FEICIM, Irish language immersion courses on Inis Oirr
Few can argue with the fact that Ireland has contributed a wildly disproportionate number of towering literary works to the English language canon. Our writers have included James Joyce, Oscar Wilde, Bram Stoker, Samuel Beckett, George Bernard Shaw, Jonathan Swift, Sean O’Casey, C.S. Lewis, WB Yeats, Molly Keane, JM Synge, Elizabeth Bowen and Flann O’Brien,– to name but a few. And this is before considering contemporary writers such as William Trevor, Brian Friel, Roddy Doyle, John Banville, Joseph O’Connor, Kevin Barry. How come a small island of around four million people has produced scribes who wield the English language (and therefore, a non-native tongue) with such aplomb?
It is often proposed that the Irish are simply far more playful and experimental with the English language than other Anglophone peoples. And the reason is because in Ireland, the Irish language remains a palimpsest underscoring the use of English in Ireland (a branch of the Anglophone tree known as Hiberno-English).
As an Irish writer who also speaks Hungarian and French, I would have to agree that multi-lingualism, or at least the existence of another language in proximity to the vernacular will have an impact, and usually that impact will be positive, playful and fruitful. Every language I have learned has taught me to regard another aspect of English in a fresh way.

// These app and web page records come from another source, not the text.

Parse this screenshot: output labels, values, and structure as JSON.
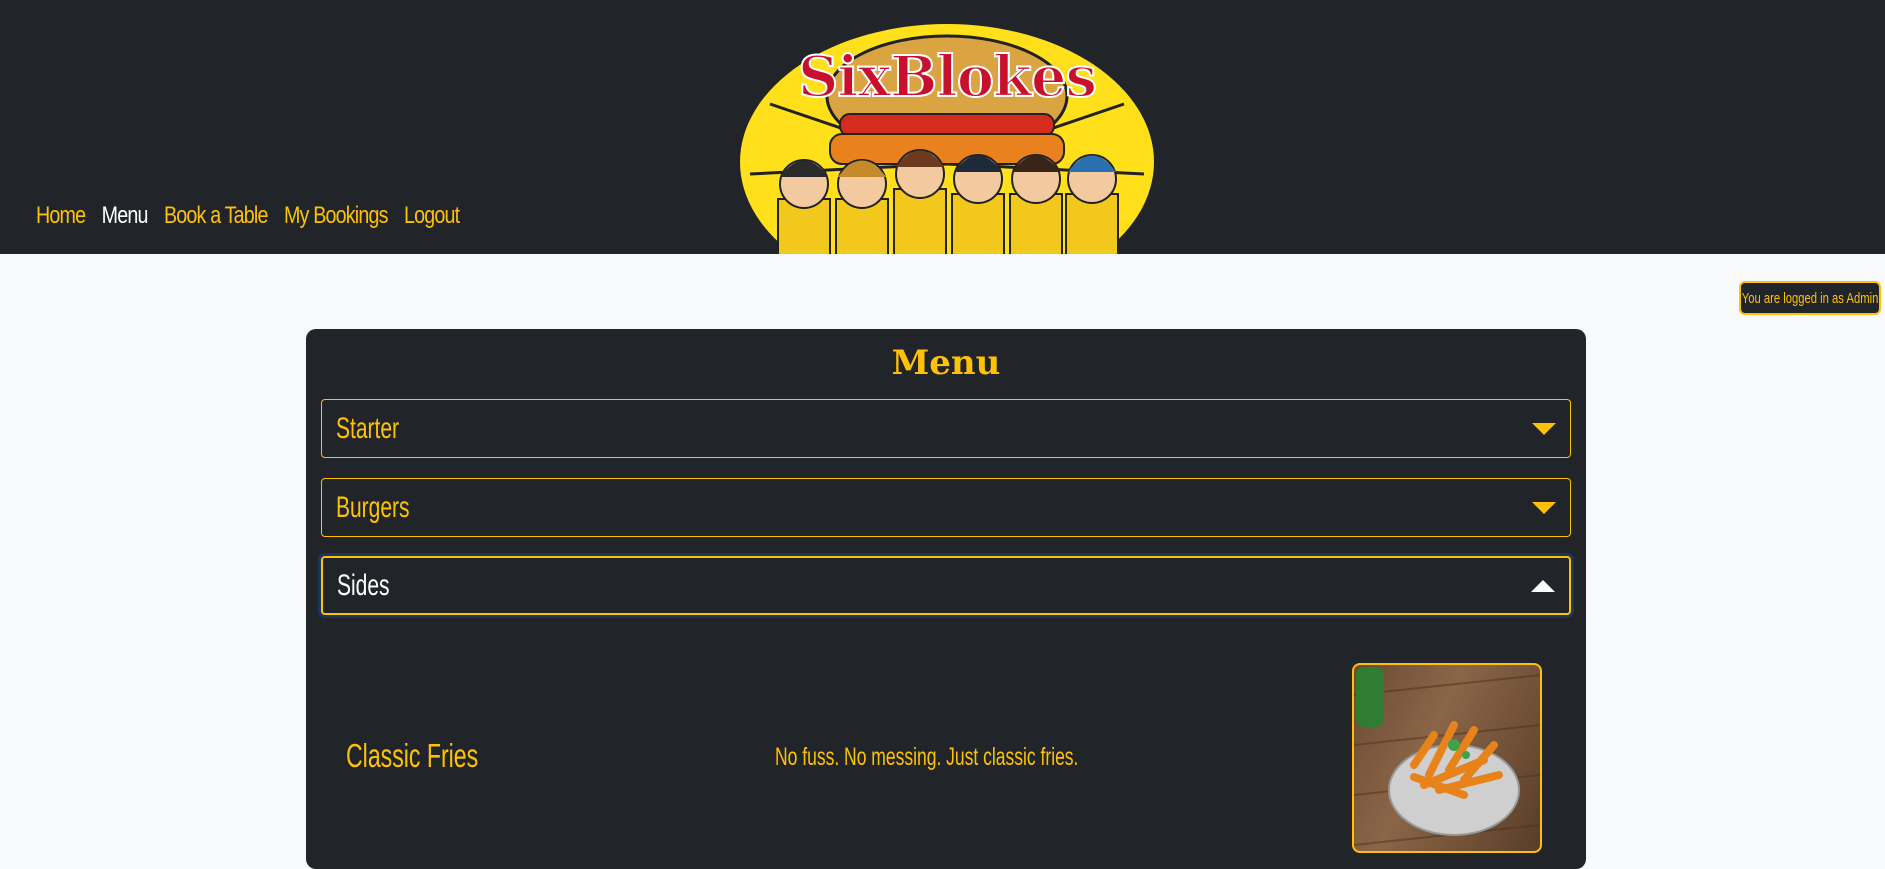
{
  "nav": {
    "items": [
      {
        "label": "Home"
      },
      {
        "label": "Menu"
      },
      {
        "label": "Book a Table"
      },
      {
        "label": "My Bookings"
      },
      {
        "label": "Logout"
      }
    ]
  },
  "brand": {
    "logo_text": "SixBlokes"
  },
  "login_status": "You are logged in as Admin",
  "menu": {
    "title": "Menu",
    "sections": [
      {
        "label": "Starter",
        "expanded": false
      },
      {
        "label": "Burgers",
        "expanded": false
      },
      {
        "label": "Sides",
        "expanded": true
      }
    ],
    "items": [
      {
        "name": "Classic Fries",
        "description": "No fuss. No messing. Just classic fries."
      }
    ]
  },
  "colors": {
    "accent": "#ffc107",
    "dark": "#212529",
    "page_bg": "#f8f9fa"
  }
}
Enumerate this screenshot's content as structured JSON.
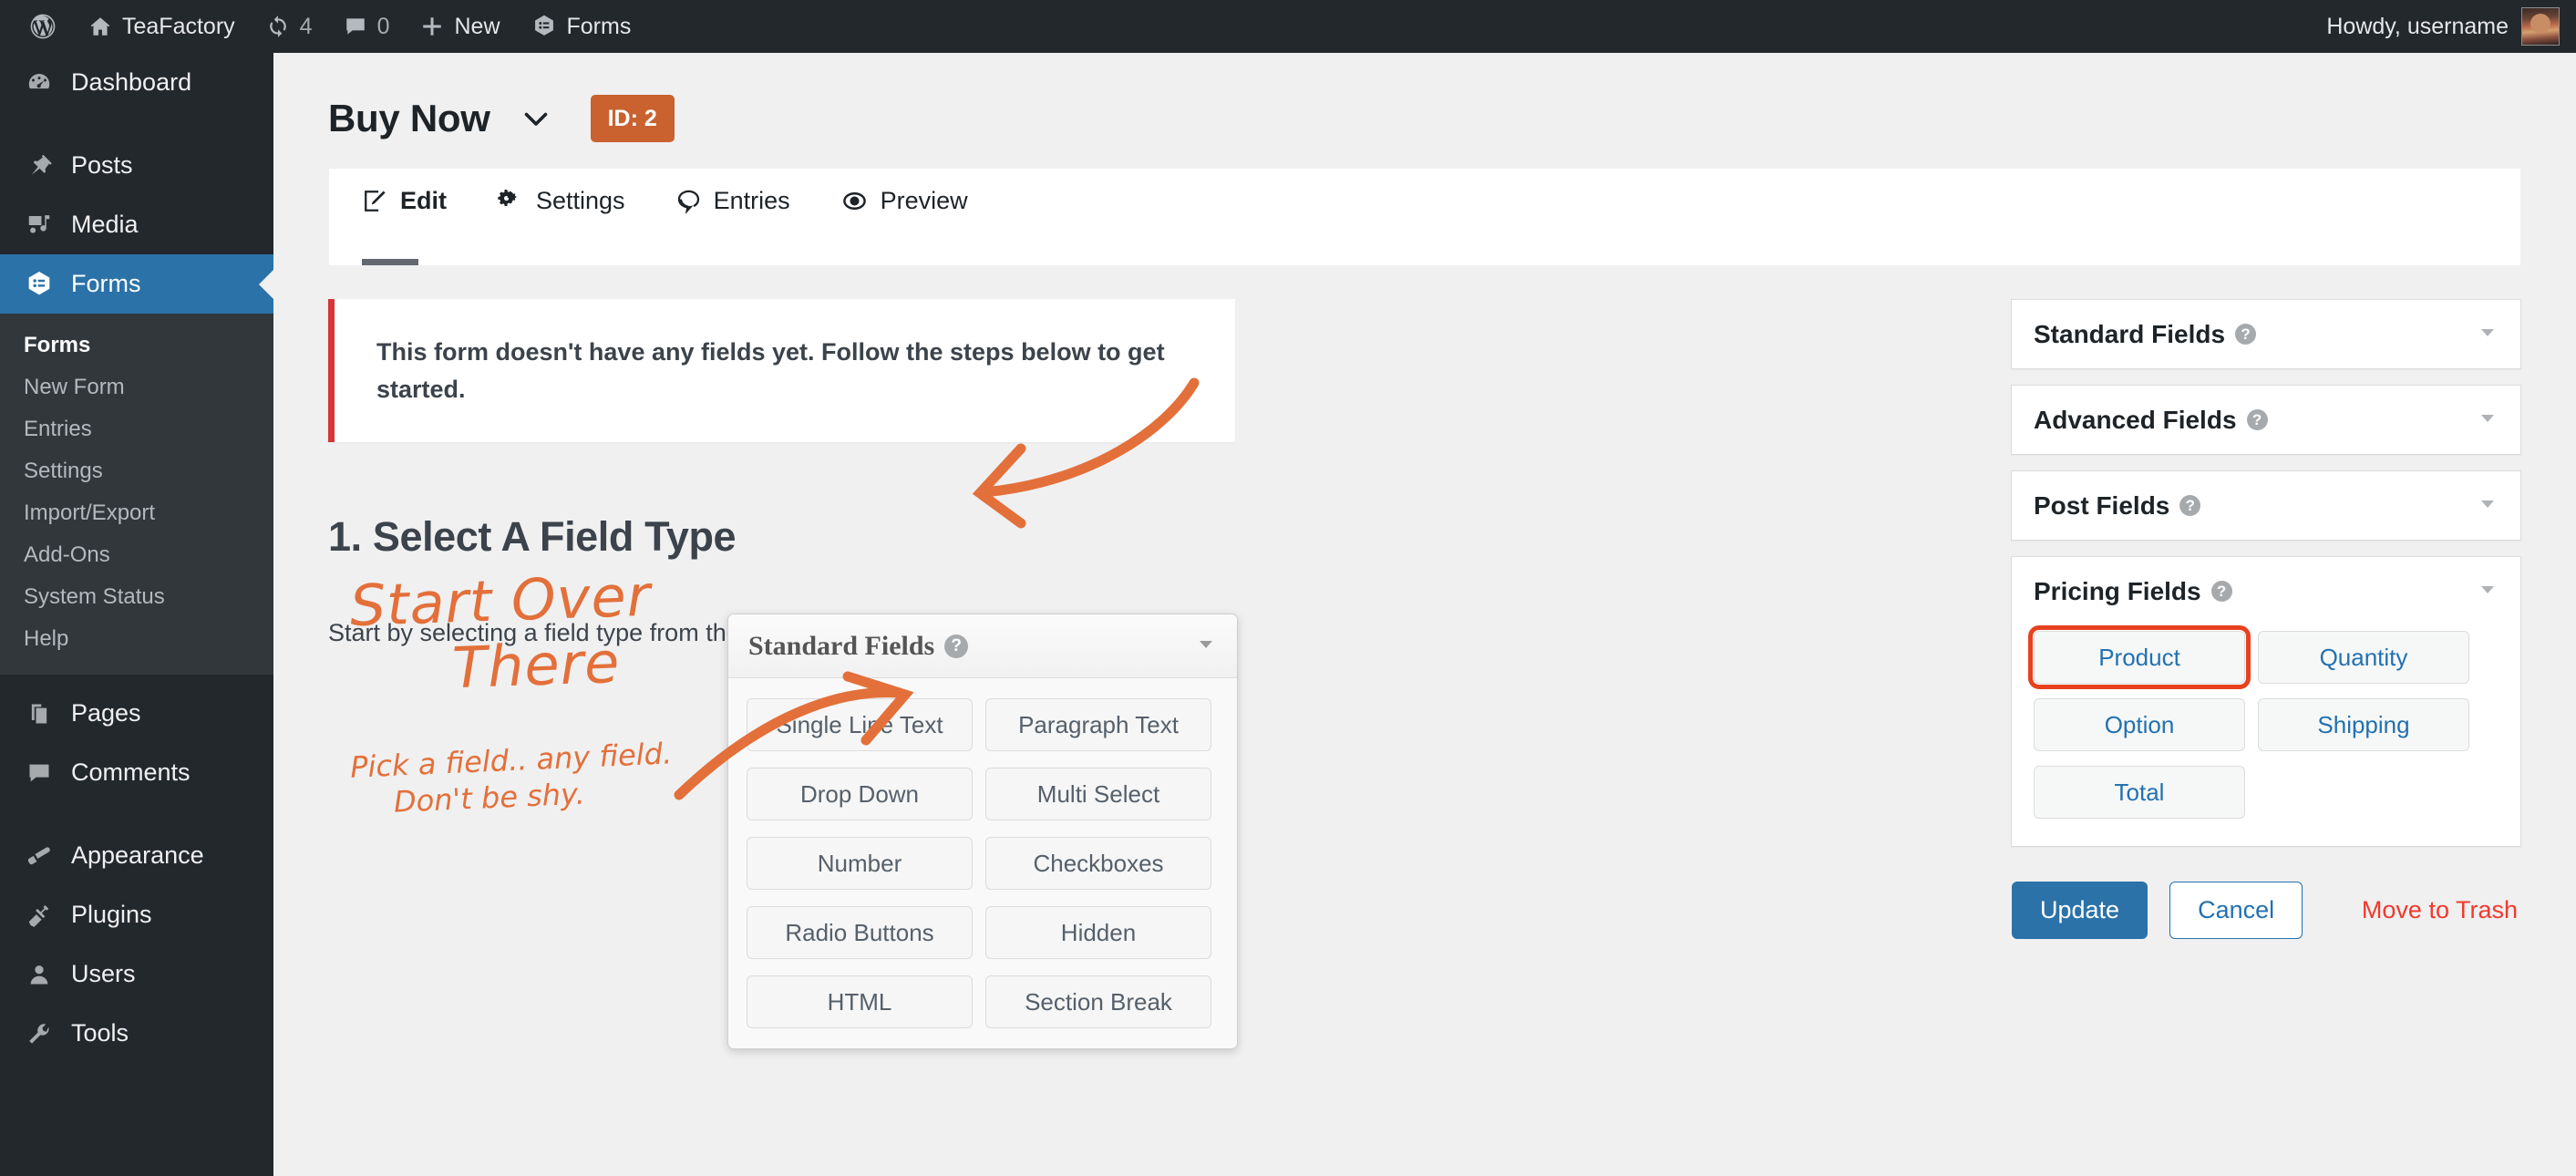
{
  "adminbar": {
    "wp_logo": "wordpress-logo-icon",
    "items": [
      {
        "icon": "home-icon",
        "label": "TeaFactory"
      },
      {
        "icon": "updates-icon",
        "label": "4"
      },
      {
        "icon": "comment-icon",
        "label": "0"
      },
      {
        "icon": "plus-icon",
        "label": "New"
      },
      {
        "icon": "forms-icon",
        "label": "Forms"
      }
    ],
    "howdy": "Howdy, username",
    "avatar": "user-avatar"
  },
  "sidebar": {
    "items": [
      {
        "label": "Dashboard",
        "icon": "dashboard-icon",
        "current": false
      },
      {
        "label": "Posts",
        "icon": "pin-icon",
        "current": false
      },
      {
        "label": "Media",
        "icon": "media-icon",
        "current": false
      },
      {
        "label": "Forms",
        "icon": "forms-icon",
        "current": true
      },
      {
        "label": "Pages",
        "icon": "pages-icon",
        "current": false
      },
      {
        "label": "Comments",
        "icon": "comment-icon",
        "current": false
      },
      {
        "label": "Appearance",
        "icon": "brush-icon",
        "current": false
      },
      {
        "label": "Plugins",
        "icon": "plug-icon",
        "current": false
      },
      {
        "label": "Users",
        "icon": "user-icon",
        "current": false
      },
      {
        "label": "Tools",
        "icon": "wrench-icon",
        "current": false
      }
    ],
    "submenu": [
      {
        "label": "Forms",
        "current": true
      },
      {
        "label": "New Form",
        "current": false
      },
      {
        "label": "Entries",
        "current": false
      },
      {
        "label": "Settings",
        "current": false
      },
      {
        "label": "Import/Export",
        "current": false
      },
      {
        "label": "Add-Ons",
        "current": false
      },
      {
        "label": "System Status",
        "current": false
      },
      {
        "label": "Help",
        "current": false
      }
    ]
  },
  "form_header": {
    "title": "Buy Now",
    "chevron": "chevron-down-icon",
    "id_badge": "ID: 2",
    "badge_color": "#c9622f"
  },
  "tabs": [
    {
      "label": "Edit",
      "icon": "edit-pencil-icon",
      "active": true
    },
    {
      "label": "Settings",
      "icon": "gears-icon",
      "active": false
    },
    {
      "label": "Entries",
      "icon": "speech-bubble-icon",
      "active": false
    },
    {
      "label": "Preview",
      "icon": "eye-icon",
      "active": false
    }
  ],
  "notice": {
    "text": "This form doesn't have any fields yet. Follow the steps below to get started.",
    "accent_color": "#d63638"
  },
  "step": {
    "heading": "1. Select A Field Type",
    "description": "Start by selecting a field type from the nifty floating panels on the right."
  },
  "annotations": {
    "color": "#e3703a",
    "big_line1": "Start Over",
    "big_line2": "There",
    "small_line1": "Pick a field.. any field.",
    "small_line2": "Don't be shy.",
    "arrow_to_notice": "curved-arrow-icon",
    "arrow_to_panel": "curved-arrow-icon"
  },
  "floating_panel": {
    "title": "Standard Fields",
    "help_icon": "help-icon",
    "collapse_icon": "chevron-down-icon",
    "buttons": [
      "Single Line Text",
      "Paragraph Text",
      "Drop Down",
      "Multi Select",
      "Number",
      "Checkboxes",
      "Radio Buttons",
      "Hidden",
      "HTML",
      "Section Break"
    ]
  },
  "side_panels": [
    {
      "title": "Standard Fields",
      "help_icon": "help-icon",
      "collapse_icon": "chevron-down-icon",
      "expanded": false,
      "buttons": []
    },
    {
      "title": "Advanced Fields",
      "help_icon": "help-icon",
      "collapse_icon": "chevron-down-icon",
      "expanded": false,
      "buttons": []
    },
    {
      "title": "Post Fields",
      "help_icon": "help-icon",
      "collapse_icon": "chevron-down-icon",
      "expanded": false,
      "buttons": []
    },
    {
      "title": "Pricing Fields",
      "help_icon": "help-icon",
      "collapse_icon": "chevron-down-icon",
      "expanded": true,
      "buttons": [
        {
          "label": "Product",
          "highlighted": true
        },
        {
          "label": "Quantity",
          "highlighted": false
        },
        {
          "label": "Option",
          "highlighted": false
        },
        {
          "label": "Shipping",
          "highlighted": false
        },
        {
          "label": "Total",
          "highlighted": false
        }
      ]
    }
  ],
  "actions": {
    "update": "Update",
    "cancel": "Cancel",
    "trash": "Move to Trash",
    "primary_color": "#2b72a8",
    "trash_color": "#f1392c",
    "highlight_color": "#e8411f"
  }
}
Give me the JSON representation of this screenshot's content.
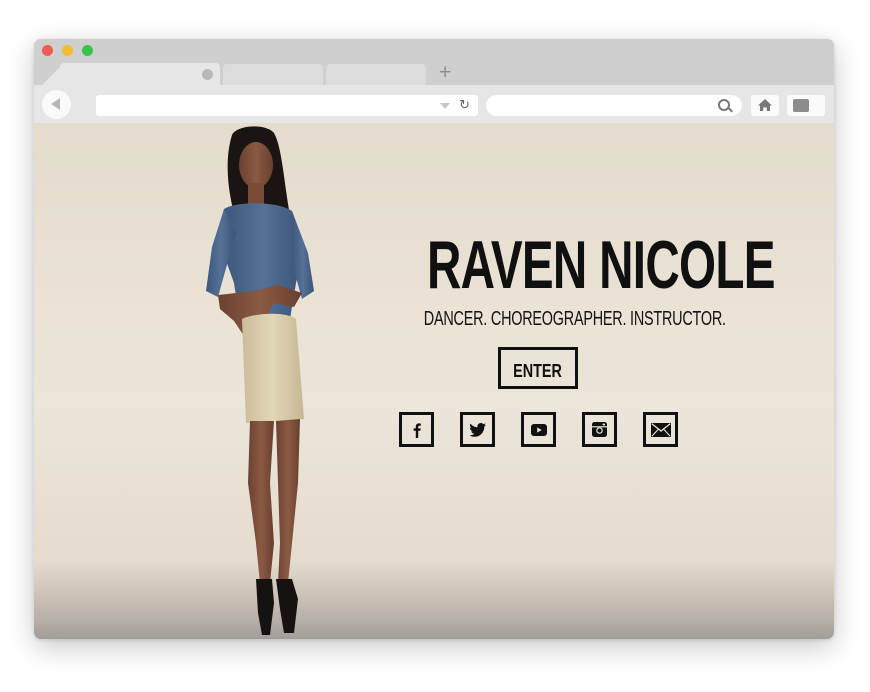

Some years ago, I had the honour of being Artist in Residence on Inis Oirr, one of the Aran Islands off the west coast of Ireland. Irish is the first language on the island. Like all Irish people, I studied Irish for thirteen years as a schoolgirl. However, coming from the East of Ireland, my home language was English and since leaving school, I’ve had little opportunity to practice the ancient tongue. However, my time on Inis Oirr allowed the re-awakening of my dormant Irish and I was surprised at how quickly it came back – and I was struck at how it began to colour my writings, as they became more lyrical, poetic and playful.
There, I had the fortune to meet Brid Ni Chualain, a native Irish speaker from the island. Brid is also a writer. Her love of the native language coupled with her easy-going, friendly approach to language tutoring has meant she’s gained quite a following as an Irish language tutor and now runs FEICIM, immersion courses on Inis Oirr for beginners through to advanced. Moreover, she’s willing to do skype lessons, so I might be taking her up on that score. You don’t have to learn Irish to be a great English language writer – but it does appear to help ; )
May 6th, 2013 at 08:45
That’s interesting. The only way I think knowing another language has affected my writing is that sometimes I don’t remember or don’t know the usual way of saying what I mean in English, so I find another way. Possibly that turns a disadvantage into an advantage.
May 6th, 2013 at 11:13
Unfortunately, I speak no other language. I would love to learn to speak Irish as we’re making a return trip in 2015. It seems I have a hard time wrapping my mind around other languages, though. Not sure why. It’s interesting that it would affect writing in that way.
May 18th, 2013 at 13:11
Lovely post. I think exposure to another language exposes you to another culture, another tradition, and of course, by travelling to use your skills, another geographical location. All of these aspects feed into your psyche and this can only be good for your writing. And what a beautiful example you use – any artist who goes to the West of Ireland and is lucky enough to sail to one of the islands, will surely come home inspired. Thank you for sharing.
June 4th, 2017 at 20:12
I mo bharúil féin, is é an duine is spéisiúla acu uilig ná Flann O’Brien. Is iontach an dóigh ar éirigh leis an seanchultúr Gaelach a nascadh gan dua leis an eolaíocht agus leis an chultúr nua-aoiseach. Bheadh an tír s’againne i bhfad níos boichte gan í, in ainneoin na n-amadán sin a shíleann nach bhfuil sa Ghaeilge ach ‘teanga mharbh’!